Mentor & Guide



Mentor & Guide



What We Do

We work with individuals and small groups in techniques to help you cope and find your unique path through:


  • Self-care
  • Honoring Your Path
  • A New Dawn of Wholeness and Survivorship

My Journey

Domestic Violence Victim to Survivor

Once I served as a volunteer and advocate for those affected by domestic violence, I saw and heard a lot. Then I became a victim. I experienced first-hand what I had worked hard to bring awareness to business, organizations, and faith groups. I quickly realized each experience of violence has its own story.


About Domestic Violence

My personal suffering included years of medical treatments, counseling, courts, and navigation social service agencies for the basics. An individual whose life is going well, these entities’ processes and requirements are easy to go through. As a victim, however, the challenges of navigating these services can knock you down when you’re not sure of yourself.
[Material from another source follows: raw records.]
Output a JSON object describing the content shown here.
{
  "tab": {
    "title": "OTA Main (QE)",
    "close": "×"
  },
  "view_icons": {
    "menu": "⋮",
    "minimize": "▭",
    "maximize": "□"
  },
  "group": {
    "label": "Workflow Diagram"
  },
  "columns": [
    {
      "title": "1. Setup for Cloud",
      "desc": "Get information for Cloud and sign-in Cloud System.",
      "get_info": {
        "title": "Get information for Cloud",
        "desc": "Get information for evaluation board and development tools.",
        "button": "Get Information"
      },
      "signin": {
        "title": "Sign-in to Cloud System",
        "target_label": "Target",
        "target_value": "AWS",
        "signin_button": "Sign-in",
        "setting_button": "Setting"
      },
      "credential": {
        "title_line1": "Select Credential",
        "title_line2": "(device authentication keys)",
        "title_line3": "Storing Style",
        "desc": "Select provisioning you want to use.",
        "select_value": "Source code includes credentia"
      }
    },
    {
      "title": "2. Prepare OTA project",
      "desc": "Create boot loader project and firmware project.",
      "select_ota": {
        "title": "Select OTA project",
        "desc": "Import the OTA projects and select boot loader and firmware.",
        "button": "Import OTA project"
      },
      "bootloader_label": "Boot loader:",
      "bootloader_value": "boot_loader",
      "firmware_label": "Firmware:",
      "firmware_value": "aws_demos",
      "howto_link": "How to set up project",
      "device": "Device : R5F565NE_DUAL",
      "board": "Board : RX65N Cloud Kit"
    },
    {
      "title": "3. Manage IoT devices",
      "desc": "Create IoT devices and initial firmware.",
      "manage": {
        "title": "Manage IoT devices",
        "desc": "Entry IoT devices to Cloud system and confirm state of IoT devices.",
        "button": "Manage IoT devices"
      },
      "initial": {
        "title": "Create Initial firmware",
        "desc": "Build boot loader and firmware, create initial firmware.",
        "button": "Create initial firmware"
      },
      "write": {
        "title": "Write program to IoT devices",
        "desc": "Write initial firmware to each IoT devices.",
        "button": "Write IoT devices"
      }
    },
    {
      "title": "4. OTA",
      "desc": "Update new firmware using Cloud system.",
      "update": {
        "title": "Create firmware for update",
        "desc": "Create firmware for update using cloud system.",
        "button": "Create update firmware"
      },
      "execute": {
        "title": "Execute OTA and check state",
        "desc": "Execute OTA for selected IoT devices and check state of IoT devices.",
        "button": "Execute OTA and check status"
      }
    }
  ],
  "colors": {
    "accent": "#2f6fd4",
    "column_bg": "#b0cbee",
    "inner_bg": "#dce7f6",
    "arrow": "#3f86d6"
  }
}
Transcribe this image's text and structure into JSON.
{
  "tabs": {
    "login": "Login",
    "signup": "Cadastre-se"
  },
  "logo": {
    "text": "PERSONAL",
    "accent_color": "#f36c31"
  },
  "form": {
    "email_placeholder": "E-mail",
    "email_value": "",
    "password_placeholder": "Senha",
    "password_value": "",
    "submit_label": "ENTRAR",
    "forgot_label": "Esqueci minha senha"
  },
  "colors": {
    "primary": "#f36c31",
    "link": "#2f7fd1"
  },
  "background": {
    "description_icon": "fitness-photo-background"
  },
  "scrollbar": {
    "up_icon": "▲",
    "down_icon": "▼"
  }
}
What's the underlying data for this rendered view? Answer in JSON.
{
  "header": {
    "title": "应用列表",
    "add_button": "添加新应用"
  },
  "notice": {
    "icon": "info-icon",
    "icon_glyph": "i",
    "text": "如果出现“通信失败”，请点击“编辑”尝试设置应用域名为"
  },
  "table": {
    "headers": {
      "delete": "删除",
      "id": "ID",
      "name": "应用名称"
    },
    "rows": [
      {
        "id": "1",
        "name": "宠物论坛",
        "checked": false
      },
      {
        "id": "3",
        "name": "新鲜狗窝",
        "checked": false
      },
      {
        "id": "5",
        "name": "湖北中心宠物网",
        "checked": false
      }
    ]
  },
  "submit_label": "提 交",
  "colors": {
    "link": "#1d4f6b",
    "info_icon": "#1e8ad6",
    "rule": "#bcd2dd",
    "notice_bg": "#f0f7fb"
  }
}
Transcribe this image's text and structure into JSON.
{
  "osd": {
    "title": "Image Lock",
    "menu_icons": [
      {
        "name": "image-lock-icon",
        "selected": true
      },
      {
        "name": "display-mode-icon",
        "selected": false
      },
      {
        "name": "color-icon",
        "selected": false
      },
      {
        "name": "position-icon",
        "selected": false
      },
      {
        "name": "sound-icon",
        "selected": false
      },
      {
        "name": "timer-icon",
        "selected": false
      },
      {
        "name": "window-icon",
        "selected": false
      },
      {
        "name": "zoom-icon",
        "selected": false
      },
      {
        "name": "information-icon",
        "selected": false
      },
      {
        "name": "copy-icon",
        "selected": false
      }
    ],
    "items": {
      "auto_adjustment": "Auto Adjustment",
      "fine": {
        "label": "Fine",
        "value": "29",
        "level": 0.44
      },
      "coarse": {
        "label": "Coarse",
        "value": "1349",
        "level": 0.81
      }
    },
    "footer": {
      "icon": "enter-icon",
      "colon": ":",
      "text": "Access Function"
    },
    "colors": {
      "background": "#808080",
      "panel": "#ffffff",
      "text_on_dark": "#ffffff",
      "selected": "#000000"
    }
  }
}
Getting Back on My Feet

I recognized through months of therapy if I could help one person transition from victim to survivorship, I would. Through levels of healing, I embraced my diverse heritage, incorporating traditions into my holistic journey. This journey is a matter of faith, not fact.



Changing Mindsets

I took my experiences; I had journaled and began writing. Writing helped me recognized a more immediate need. I needed people to hear my voice without giving me platitudes. A counselor and an attorney who noted my evolution in changing my mindset from a victim encouraged me to share my change process. Working privately with others in similar circumstances, Listening Ear or L’Ear were born.

My Story

When I began this journey navigating from victim of domestic violence to survivor to speaking with you, it was not my counselor, therapist, doctor, or best friend who gave me a piece of advice that catapulted my way to healing, but a wise grey-haired petite slow-moving stranger.

She and I were in a parking lot, as I was adjusting my oversized sunglasses to hide my horrific swollen black eye. The bruising on my cheekbone and stitches in my forehead were clear. This wise woman—a sage is the only way I can think to describe her—said and I’m paraphrasing,

“Somehow you strayed from your destiny. This is not your destination. There are people who need your gifts. My life is a matter of faith. The facts shaped me.”

In a split second, this strangers’ words showed me my “north star” to healing and creating the life I deserved to live. I had to ask myself some tough questions and begin to glean a plan from their answers. Some of these questions are here, segmented into three areas: My Trauma, My Healing (Self Care) and My Future.

I would suggest you find a place where you can reflect on these statements and journal your responses first. This is your opportunity to take control.



How do you Embrace Your Trauma?